## Material to process
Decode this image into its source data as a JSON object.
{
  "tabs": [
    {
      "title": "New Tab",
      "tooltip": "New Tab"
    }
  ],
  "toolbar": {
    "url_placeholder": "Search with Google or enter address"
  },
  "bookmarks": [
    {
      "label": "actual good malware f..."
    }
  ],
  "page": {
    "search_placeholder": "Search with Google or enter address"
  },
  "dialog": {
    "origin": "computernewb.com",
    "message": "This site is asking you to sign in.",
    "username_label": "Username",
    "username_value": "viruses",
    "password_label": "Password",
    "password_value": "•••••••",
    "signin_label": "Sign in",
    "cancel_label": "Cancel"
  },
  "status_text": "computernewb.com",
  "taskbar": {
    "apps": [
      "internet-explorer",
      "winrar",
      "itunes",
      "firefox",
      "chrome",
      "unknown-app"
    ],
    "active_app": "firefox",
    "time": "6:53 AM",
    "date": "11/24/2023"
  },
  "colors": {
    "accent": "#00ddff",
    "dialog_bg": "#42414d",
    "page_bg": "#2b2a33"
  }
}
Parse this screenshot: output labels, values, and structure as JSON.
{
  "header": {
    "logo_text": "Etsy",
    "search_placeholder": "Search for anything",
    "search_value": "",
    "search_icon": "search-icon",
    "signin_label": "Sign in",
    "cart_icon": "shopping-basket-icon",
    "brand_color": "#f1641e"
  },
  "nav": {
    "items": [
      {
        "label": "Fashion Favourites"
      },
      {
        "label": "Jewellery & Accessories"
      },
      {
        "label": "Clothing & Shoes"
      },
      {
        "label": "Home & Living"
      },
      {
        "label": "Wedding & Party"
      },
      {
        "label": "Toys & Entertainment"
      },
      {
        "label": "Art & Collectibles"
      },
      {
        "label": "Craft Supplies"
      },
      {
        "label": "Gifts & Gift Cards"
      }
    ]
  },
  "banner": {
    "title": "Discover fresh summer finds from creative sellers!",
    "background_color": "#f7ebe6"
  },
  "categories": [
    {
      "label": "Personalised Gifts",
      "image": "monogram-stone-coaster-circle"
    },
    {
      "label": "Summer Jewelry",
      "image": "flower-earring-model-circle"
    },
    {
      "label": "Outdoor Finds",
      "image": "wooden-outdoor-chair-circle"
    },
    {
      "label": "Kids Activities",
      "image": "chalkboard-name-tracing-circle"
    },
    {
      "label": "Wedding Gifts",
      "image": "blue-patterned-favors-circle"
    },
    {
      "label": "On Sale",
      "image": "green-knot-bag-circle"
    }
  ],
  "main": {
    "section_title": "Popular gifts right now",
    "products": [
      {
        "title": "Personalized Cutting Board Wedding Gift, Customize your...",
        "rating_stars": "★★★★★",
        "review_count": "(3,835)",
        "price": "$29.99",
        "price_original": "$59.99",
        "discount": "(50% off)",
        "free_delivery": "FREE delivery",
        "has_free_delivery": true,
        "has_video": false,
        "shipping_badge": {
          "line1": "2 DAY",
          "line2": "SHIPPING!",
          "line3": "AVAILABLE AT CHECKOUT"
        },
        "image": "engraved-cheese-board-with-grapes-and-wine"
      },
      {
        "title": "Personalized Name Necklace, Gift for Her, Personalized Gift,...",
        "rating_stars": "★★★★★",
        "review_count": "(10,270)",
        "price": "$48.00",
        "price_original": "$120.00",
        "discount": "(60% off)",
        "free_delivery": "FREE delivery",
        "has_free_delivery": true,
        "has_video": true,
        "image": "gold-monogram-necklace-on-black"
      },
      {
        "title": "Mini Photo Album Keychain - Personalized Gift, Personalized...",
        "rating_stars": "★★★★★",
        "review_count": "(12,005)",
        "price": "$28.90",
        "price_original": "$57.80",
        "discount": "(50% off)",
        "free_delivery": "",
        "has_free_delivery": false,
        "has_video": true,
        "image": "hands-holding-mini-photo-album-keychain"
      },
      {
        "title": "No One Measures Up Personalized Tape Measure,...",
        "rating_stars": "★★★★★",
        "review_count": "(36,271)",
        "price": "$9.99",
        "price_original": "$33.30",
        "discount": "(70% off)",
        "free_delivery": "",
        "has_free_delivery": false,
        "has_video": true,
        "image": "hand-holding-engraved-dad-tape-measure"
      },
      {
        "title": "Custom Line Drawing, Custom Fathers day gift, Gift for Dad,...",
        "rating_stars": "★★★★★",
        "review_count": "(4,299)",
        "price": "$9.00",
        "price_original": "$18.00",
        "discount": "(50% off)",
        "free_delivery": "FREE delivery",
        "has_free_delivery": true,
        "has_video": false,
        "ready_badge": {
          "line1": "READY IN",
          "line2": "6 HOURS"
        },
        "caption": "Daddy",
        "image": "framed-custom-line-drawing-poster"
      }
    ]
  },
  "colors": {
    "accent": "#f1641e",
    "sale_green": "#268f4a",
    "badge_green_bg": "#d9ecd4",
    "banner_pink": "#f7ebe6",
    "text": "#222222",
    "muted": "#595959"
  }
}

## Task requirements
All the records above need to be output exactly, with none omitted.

## Task response
Decode this image into its source data as a JSON object.
{
  "tabs": [
    {
      "title": "New Tab",
      "tooltip": "New Tab"
    }
  ],
  "toolbar": {
    "url_placeholder": "Search with Google or enter address"
  },
  "bookmarks": [
    {
      "label": "actual good malware f..."
    }
  ],
  "page": {
    "search_placeholder": "Search with Google or enter address"
  },
  "dialog": {
    "origin": "computernewb.com",
    "message": "This site is asking you to sign in.",
    "username_label": "Username",
    "username_value": "viruses",
    "password_label": "Password",
    "password_value": "•••••••",
    "signin_label": "Sign in",
    "cancel_label": "Cancel"
  },
  "status_text": "computernewb.com",
  "taskbar": {
    "apps": [
      "internet-explorer",
      "winrar",
      "itunes",
      "firefox",
      "chrome",
      "unknown-app"
    ],
    "active_app": "firefox",
    "time": "6:53 AM",
    "date": "11/24/2023"
  },
  "colors": {
    "accent": "#00ddff",
    "dialog_bg": "#42414d",
    "page_bg": "#2b2a33"
  }
}
Parse this screenshot: output labels, values, and structure as JSON.
{
  "header": {
    "logo_text": "Etsy",
    "search_placeholder": "Search for anything",
    "search_value": "",
    "search_icon": "search-icon",
    "signin_label": "Sign in",
    "cart_icon": "shopping-basket-icon",
    "brand_color": "#f1641e"
  },
  "nav": {
    "items": [
      {
        "label": "Fashion Favourites"
      },
      {
        "label": "Jewellery & Accessories"
      },
      {
        "label": "Clothing & Shoes"
      },
      {
        "label": "Home & Living"
      },
      {
        "label": "Wedding & Party"
      },
      {
        "label": "Toys & Entertainment"
      },
      {
        "label": "Art & Collectibles"
      },
      {
        "label": "Craft Supplies"
      },
      {
        "label": "Gifts & Gift Cards"
      }
    ]
  },
  "banner": {
    "title": "Discover fresh summer finds from creative sellers!",
    "background_color": "#f7ebe6"
  },
  "categories": [
    {
      "label": "Personalised Gifts",
      "image": "monogram-stone-coaster-circle"
    },
    {
      "label": "Summer Jewelry",
      "image": "flower-earring-model-circle"
    },
    {
      "label": "Outdoor Finds",
      "image": "wooden-outdoor-chair-circle"
    },
    {
      "label": "Kids Activities",
      "image": "chalkboard-name-tracing-circle"
    },
    {
      "label": "Wedding Gifts",
      "image": "blue-patterned-favors-circle"
    },
    {
      "label": "On Sale",
      "image": "green-knot-bag-circle"
    }
  ],
  "main": {
    "section_title": "Popular gifts right now",
    "products": [
      {
        "title": "Personalized Cutting Board Wedding Gift, Customize your...",
        "rating_stars": "★★★★★",
        "review_count": "(3,835)",
        "price": "$29.99",
        "price_original": "$59.99",
        "discount": "(50% off)",
        "free_delivery": "FREE delivery",
        "has_free_delivery": true,
        "has_video": false,
        "shipping_badge": {
          "line1": "2 DAY",
          "line2": "SHIPPING!",
          "line3": "AVAILABLE AT CHECKOUT"
        },
        "image": "engraved-cheese-board-with-grapes-and-wine"
      },
      {
        "title": "Personalized Name Necklace, Gift for Her, Personalized Gift,...",
        "rating_stars": "★★★★★",
        "review_count": "(10,270)",
        "price": "$48.00",
        "price_original": "$120.00",
        "discount": "(60% off)",
        "free_delivery": "FREE delivery",
        "has_free_delivery": true,
        "has_video": true,
        "image": "gold-monogram-necklace-on-black"
      },
      {
        "title": "Mini Photo Album Keychain - Personalized Gift, Personalized...",
        "rating_stars": "★★★★★",
        "review_count": "(12,005)",
        "price": "$28.90",
        "price_original": "$57.80",
        "discount": "(50% off)",
        "free_delivery": "",
        "has_free_delivery": false,
        "has_video": true,
        "image": "hands-holding-mini-photo-album-keychain"
      },
      {
        "title": "No One Measures Up Personalized Tape Measure,...",
        "rating_stars": "★★★★★",
        "review_count": "(36,271)",
        "price": "$9.99",
        "price_original": "$33.30",
        "discount": "(70% off)",
        "free_delivery": "",
        "has_free_delivery": false,
        "has_video": true,
        "image": "hand-holding-engraved-dad-tape-measure"
      },
      {
        "title": "Custom Line Drawing, Custom Fathers day gift, Gift for Dad,...",
        "rating_stars": "★★★★★",
        "review_count": "(4,299)",
        "price": "$9.00",
        "price_original": "$18.00",
        "discount": "(50% off)",
        "free_delivery": "FREE delivery",
        "has_free_delivery": true,
        "has_video": false,
        "ready_badge": {
          "line1": "READY IN",
          "line2": "6 HOURS"
        },
        "caption": "Daddy",
        "image": "framed-custom-line-drawing-poster"
      }
    ]
  },
  "colors": {
    "accent": "#f1641e",
    "sale_green": "#268f4a",
    "badge_green_bg": "#d9ecd4",
    "banner_pink": "#f7ebe6",
    "text": "#222222",
    "muted": "#595959"
  }
}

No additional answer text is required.